Thomas Wartenberg and Edwin Rutsch: Dialogs on How to Build a Culture of Empathy

Thomas E. Wartenberg, Ph.D., is a philosophy professor at Mount Holyoke College. His main areas of active research are the philosophy of film, philosophy for children, and the philosophy of art. 
 

 
 


 

2013-05-14 - The Limits of Empathy
Thomas E. Wartenberg, Philosophy professor at Mount Holyoke College - Psychology today

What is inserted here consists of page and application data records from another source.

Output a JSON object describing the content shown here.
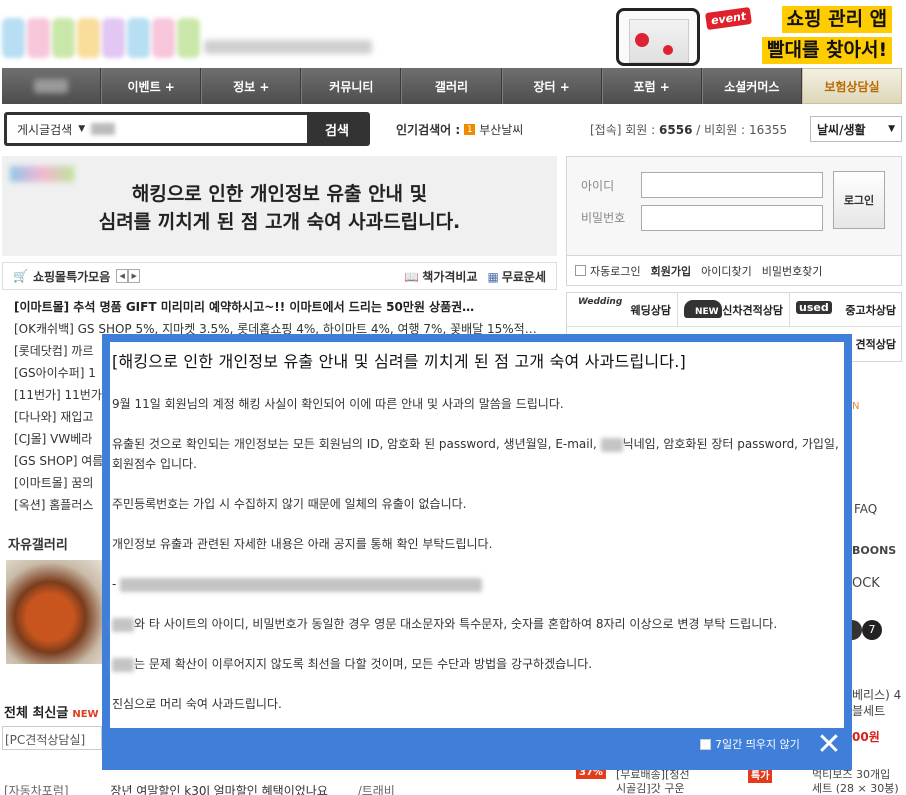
{
  "header": {
    "event_badge": "event",
    "app_ad_line1": "쇼핑 관리 앱",
    "app_ad_line2": "빨대를 찾아서!"
  },
  "nav": {
    "items": [
      "이벤트 +",
      "정보 +",
      "커뮤니티",
      "갤러리",
      "장터 +",
      "포럼 +",
      "소셜커머스",
      "보험상담실"
    ]
  },
  "search": {
    "category": "게시글검색",
    "button": "검색",
    "popular_label": "인기검색어 :",
    "popular_rank": "1",
    "popular_term": "부산날씨",
    "stats_label": "[접속] 회원 :",
    "members": "6556",
    "guest_label": "/ 비회원 :",
    "guests": "16355",
    "weather": "날씨/생활"
  },
  "banner": {
    "line1": "해킹으로 인한 개인정보 유출 안내 및",
    "line2": "심려를 끼치게 된 점 고개 숙여 사과드립니다."
  },
  "login": {
    "id_label": "아이디",
    "pw_label": "비밀번호",
    "button": "로그인",
    "auto_login": "자동로그인",
    "join": "회원가입",
    "find_id": "아이디찾기",
    "find_pw": "비밀번호찾기"
  },
  "deals": {
    "title": "쇼핑몰특가모음",
    "price_compare": "책가격비교",
    "free_fortune": "무료운세",
    "items": [
      "[이마트몰] 추석 명품 GIFT 미리미리 예약하시고~!! 이마트에서 드리는 50만원 상품권…",
      "[OK캐쉬백] GS SHOP 5%, 지마켓 3.5%, 롯데홈쇼핑 4%, 하이마트 4%, 여행 7%, 꽃배달 15%적…",
      "[롯데닷컴] 까르",
      "[GS아이수퍼] 1",
      "[11번가] 11번가",
      "[다나와] 재입고",
      "[CJ몰] VW베라",
      "[GS SHOP] 여름",
      "[이마트몰] 꿈의",
      "[옥션] 홈플러스"
    ]
  },
  "quick": {
    "wedding": "웨딩상담",
    "new_car": "신차견적상담",
    "used_car": "중고차상담",
    "quote": "견적상담",
    "wedding_tag": "Wedding",
    "new_tag": "NEW",
    "used_tag": "used"
  },
  "peek": {
    "faq": "FAQ",
    "boons": "BOONS",
    "ock": "OCK",
    "series": "베리스) 4",
    "set": "블세트",
    "won": "00원",
    "bottom_right": "먹티보즈 30개입",
    "bottom_right2": "세트 (28 × 30봉)",
    "bottom_mid": "[무료배송][청선",
    "bottom_mid2": "시골김]갓 구운",
    "badge1": "37%",
    "badge2": "특가"
  },
  "gallery": {
    "title": "자유갤러리"
  },
  "latest": {
    "title": "전체 최신글",
    "new": "NEW",
    "pc": "[PC견적상담실]",
    "bottom_left": "[자동차포럼]",
    "bottom_text": "장년 여말할인 k30l 얼마할인 혜택이었나요",
    "bottom_tag": "/트래비"
  },
  "modal": {
    "title": "[해킹으로 인한 개인정보 유출 안내 및 심려를 끼치게 된 점 고개 숙여 사과드립니다.]",
    "p1": "9월 11일 회원님의 계정 해킹 사실이 확인되어 이에 따른 안내 및 사과의 말씀을 드립니다.",
    "p2a": "유출된 것으로 확인되는 개인정보는 모든 회원님의 ID, 암호화 된 password, 생년월일, E-mail,",
    "p2b": "닉네임, 암호화된 장터 password,",
    "p2c": "가입일, 회원점수 입니다.",
    "p3": "주민등록번호는 가입 시 수집하지 않기 때문에 일체의 유출이 없습니다.",
    "p4": "개인정보 유출과 관련된 자세한 내용은 아래 공지를 통해 확인 부탁드립니다.",
    "p5_prefix": "-",
    "p6": "와 타 사이트의 아이디, 비밀번호가 동일한 경우 영문 대소문자와 특수문자, 숫자를 혼합하여 8자리 이상으로 변경 부탁 드립니다.",
    "p7": "는 문제 확산이 이루어지지 않도록 최선을 다할 것이며, 모든 수단과 방법을 강구하겠습니다.",
    "p8": "진심으로 머리 숙여 사과드립니다.",
    "no_show": "7일간 띄우지 않기",
    "close": "✕"
  }
}
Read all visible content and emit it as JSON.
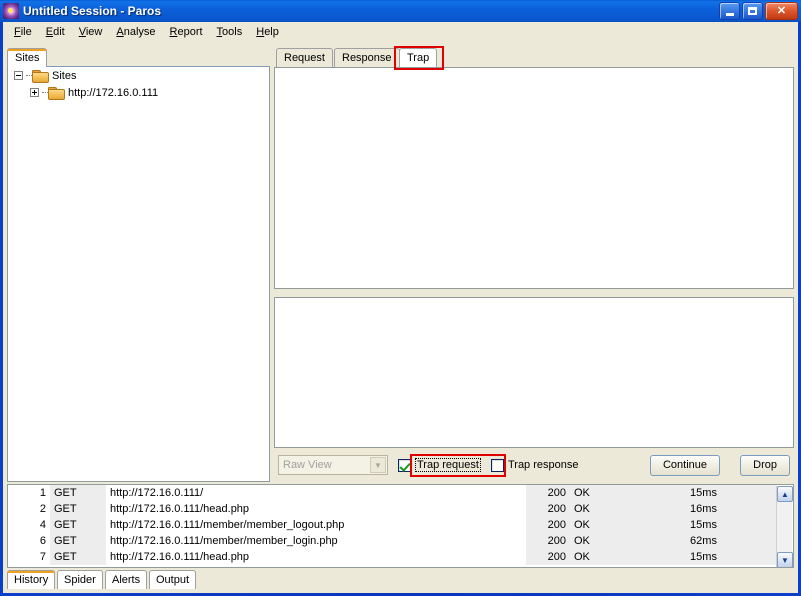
{
  "window": {
    "title": "Untitled Session - Paros",
    "icon": "paros-flower-icon",
    "minimize_label": "_",
    "maximize_label": "□",
    "close_label": "✕"
  },
  "menubar": {
    "items": [
      {
        "label": "File",
        "mnemonic": "F"
      },
      {
        "label": "Edit",
        "mnemonic": "E"
      },
      {
        "label": "View",
        "mnemonic": "V"
      },
      {
        "label": "Analyse",
        "mnemonic": "A"
      },
      {
        "label": "Report",
        "mnemonic": "R"
      },
      {
        "label": "Tools",
        "mnemonic": "T"
      },
      {
        "label": "Help",
        "mnemonic": "H"
      }
    ]
  },
  "left_panel": {
    "tab_label": "Sites",
    "tree": {
      "root": {
        "label": "Sites",
        "expander": "minus"
      },
      "child": {
        "label": "http://172.16.0.111",
        "expander": "plus"
      }
    }
  },
  "right_panel": {
    "tabs": [
      {
        "label": "Request",
        "active": false
      },
      {
        "label": "Response",
        "active": false
      },
      {
        "label": "Trap",
        "active": true,
        "highlighted": true
      }
    ],
    "top_pane_content": "",
    "bottom_pane_content": "",
    "controls": {
      "view_selector": {
        "value": "Raw View",
        "disabled": true,
        "arrow": "chevron-down-icon"
      },
      "trap_request": {
        "label": "Trap request",
        "checked": true,
        "highlighted": true
      },
      "trap_response": {
        "label": "Trap response",
        "checked": false,
        "highlighted": false
      },
      "continue_button": "Continue",
      "drop_button": "Drop"
    }
  },
  "history": {
    "columns": [
      "id",
      "method",
      "url",
      "code",
      "reason",
      "time"
    ],
    "rows": [
      {
        "id": "1",
        "method": "GET",
        "url": "http://172.16.0.111/",
        "code": "200",
        "reason": "OK",
        "time": "15ms"
      },
      {
        "id": "2",
        "method": "GET",
        "url": "http://172.16.0.111/head.php",
        "code": "200",
        "reason": "OK",
        "time": "16ms"
      },
      {
        "id": "4",
        "method": "GET",
        "url": "http://172.16.0.111/member/member_logout.php",
        "code": "200",
        "reason": "OK",
        "time": "15ms"
      },
      {
        "id": "6",
        "method": "GET",
        "url": "http://172.16.0.111/member/member_login.php",
        "code": "200",
        "reason": "OK",
        "time": "62ms"
      },
      {
        "id": "7",
        "method": "GET",
        "url": "http://172.16.0.111/head.php",
        "code": "200",
        "reason": "OK",
        "time": "15ms"
      }
    ],
    "scrollbar": {
      "up": "▲",
      "down": "▼"
    }
  },
  "bottom_tabs": [
    {
      "label": "History",
      "active": true
    },
    {
      "label": "Spider",
      "active": false
    },
    {
      "label": "Alerts",
      "active": false
    },
    {
      "label": "Output",
      "active": false
    }
  ],
  "colors": {
    "titlebar_blue": "#0A57CE",
    "face": "#ECE9D8",
    "annotation_red": "#E00000",
    "active_tab_orange": "#F0A020",
    "check_green": "#1A9B1A"
  }
}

"In the May 20, 2013, issue of The New Yorker, Yale psychologist Paul Bloom agreed with my point. In reviewing a spate of recent books advocating the importance of empathy, Bloom concludes that empathy can only get us so far. He points out that empathy works to move us out of ourselves, but its range is quite limited. We can often feel empathy for specific individuals who have suffered terribly – such as James “Bim” Costello whose picture showing him staggering from the Boston Marathon bomb site was plastered in newspapers and the web. But it’s a lot harder to feel empathy for nameless victims who are only reported in the news media as statistics. This is why Bloom rejects empathy as an adequate grounds for morality."

 

Thomas Wartenberg Responds to The Case Against Empathy by Paul Bloom (In Dialog with Edwin Rutsch)
(The Case Against Empathy' by Paul Bloom - The  New Yorker

Thomas E. Wartenberg is a philosophy professor at Mount Holyoke College. His main areas of active research are the philosophy of film, philosophy for children, and the philosophy of art. 

 

 

 

 

(Video Transcriptions: If you would like to take empathic action and create a transcription of this video, check the volunteers page.  The transcriptions will make it easier for other viewers to quickly see the content of this video.)

 

 

 

 Video Bookshelf: Thomas E. Wartenberg
Thomas E. Wartenberg, professor of philosophy at Mount Holyoke, discusses his most recent book, "A Sneetch is a Sneetch and Other Philosophical Discoveries," which uses the narratives of children's picture books to introduce adults to the basic tenets of philosophical thinking.